What was found was that the increased incidence of breast cancer was attributed to the synthetic progestogen, rather than the oestrogen and the increases in incidences of stroke and blood clots were thought to be due to the fact that the oestrogen given, was both not identical to human oestrogen and it was given orally. 

Research has begun again, for women entering into this period of their lives and doctors across the world are reviewing their practices, and many are only choosing to use bio-identical hormones in their prescriptions. Natural progesterone and natural estrogen are used instead of the synthetic variations, which is thought to give the woman back some of her declining levels in small doses to reduce symptoms, and long-term negative impact of the declining levels of these 3 hormones. In addition, oestrogen therapy is given via the skin, this further reduces the dose needed for effectiveness and lower the risk of side-effects.

Utilising the natural hormones, better understanding of the physiology and delivering system, alongside supporting women in other key longevity habits such as reducing belly fat, support good sleep quality, bone density, and improving metabolic energy may counteract some of the potential negative impacts. For a full summary of the research and handout on the risks and benefits of HRT: click this link. More research is clearly needed to confirm the best options regarding timing, dosing, and long-term impacts.

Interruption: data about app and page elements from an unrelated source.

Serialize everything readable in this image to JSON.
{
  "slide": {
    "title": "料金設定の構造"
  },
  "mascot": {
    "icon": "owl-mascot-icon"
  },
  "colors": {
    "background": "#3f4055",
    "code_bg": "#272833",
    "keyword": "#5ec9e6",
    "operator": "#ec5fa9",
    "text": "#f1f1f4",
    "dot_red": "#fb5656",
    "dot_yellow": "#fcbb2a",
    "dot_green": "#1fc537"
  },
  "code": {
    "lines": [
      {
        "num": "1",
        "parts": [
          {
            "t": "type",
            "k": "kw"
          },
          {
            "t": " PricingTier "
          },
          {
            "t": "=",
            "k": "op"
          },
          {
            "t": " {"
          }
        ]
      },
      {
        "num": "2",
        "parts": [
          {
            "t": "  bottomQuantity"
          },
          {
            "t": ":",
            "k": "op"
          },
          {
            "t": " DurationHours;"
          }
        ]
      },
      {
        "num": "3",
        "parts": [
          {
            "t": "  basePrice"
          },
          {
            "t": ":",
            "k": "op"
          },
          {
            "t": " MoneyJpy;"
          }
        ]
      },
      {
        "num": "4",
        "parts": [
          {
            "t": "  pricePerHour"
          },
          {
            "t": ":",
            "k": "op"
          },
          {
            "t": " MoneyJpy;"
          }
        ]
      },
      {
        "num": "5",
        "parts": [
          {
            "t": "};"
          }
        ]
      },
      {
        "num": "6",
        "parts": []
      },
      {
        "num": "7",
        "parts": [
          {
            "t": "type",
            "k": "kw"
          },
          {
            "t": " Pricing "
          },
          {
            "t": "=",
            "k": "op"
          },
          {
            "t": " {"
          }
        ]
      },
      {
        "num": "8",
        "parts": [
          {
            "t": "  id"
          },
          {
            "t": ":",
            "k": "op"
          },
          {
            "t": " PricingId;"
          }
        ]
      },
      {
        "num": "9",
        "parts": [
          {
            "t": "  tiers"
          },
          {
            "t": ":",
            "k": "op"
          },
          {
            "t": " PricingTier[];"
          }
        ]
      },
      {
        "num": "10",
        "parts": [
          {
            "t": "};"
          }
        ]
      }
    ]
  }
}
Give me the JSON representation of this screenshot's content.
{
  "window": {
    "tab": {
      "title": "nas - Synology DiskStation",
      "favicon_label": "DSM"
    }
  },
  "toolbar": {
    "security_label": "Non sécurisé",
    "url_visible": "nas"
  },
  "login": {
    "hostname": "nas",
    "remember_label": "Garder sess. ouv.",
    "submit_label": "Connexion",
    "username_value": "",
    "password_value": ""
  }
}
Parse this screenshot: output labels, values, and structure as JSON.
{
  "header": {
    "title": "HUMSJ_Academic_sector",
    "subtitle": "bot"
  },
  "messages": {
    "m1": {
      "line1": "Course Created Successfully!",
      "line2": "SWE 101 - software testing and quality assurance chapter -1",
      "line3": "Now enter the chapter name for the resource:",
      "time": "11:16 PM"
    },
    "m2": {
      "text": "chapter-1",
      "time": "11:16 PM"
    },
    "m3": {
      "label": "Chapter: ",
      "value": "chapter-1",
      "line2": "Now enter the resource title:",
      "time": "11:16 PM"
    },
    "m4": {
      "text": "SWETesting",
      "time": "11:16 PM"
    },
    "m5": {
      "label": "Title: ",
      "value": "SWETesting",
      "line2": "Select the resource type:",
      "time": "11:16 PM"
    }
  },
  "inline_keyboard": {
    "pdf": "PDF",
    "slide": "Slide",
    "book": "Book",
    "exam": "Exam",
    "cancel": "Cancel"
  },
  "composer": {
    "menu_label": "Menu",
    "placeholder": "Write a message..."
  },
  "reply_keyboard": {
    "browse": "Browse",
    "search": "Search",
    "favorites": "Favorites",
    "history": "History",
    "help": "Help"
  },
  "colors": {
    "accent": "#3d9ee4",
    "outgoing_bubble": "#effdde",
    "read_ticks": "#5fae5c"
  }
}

An Australian Researcher by the name of Dr Susan Davies is world renowned for her research into testosterone replacement for women during and after menopause. Testosterone is a key hormone for women which is commonly deficient during the peri-menopausal/menopausal period and the impact of this can be widespread. Issues such as decreasing libido, unsatisfactory orgasms, hypo-arousal and lower muscle mass, strength and vitality are common during this time, leading to issues with interpersonal relationship, personal levels if enjoyment and sexual satisfaction, self confidence, and  metabolic issues associated with changing body composition. This can have long term impacts for optimal metabolic health which may then lead to increased cardiovascular disease risk, and type 2 diabetes. Replacement of testosterone may be option if it is consistently low. Please talk to your doctor about whether HRT is a safe and healthy option for you. 

Common HRT preparations that use natural oestrogens:

  • Estrodot
  • Sandrena
  • Estrogel
  • Estro-combi

Progesterone preparations:

  • Prometrium
  • Estro-combi

Testosterone preparations:

  • Androfeme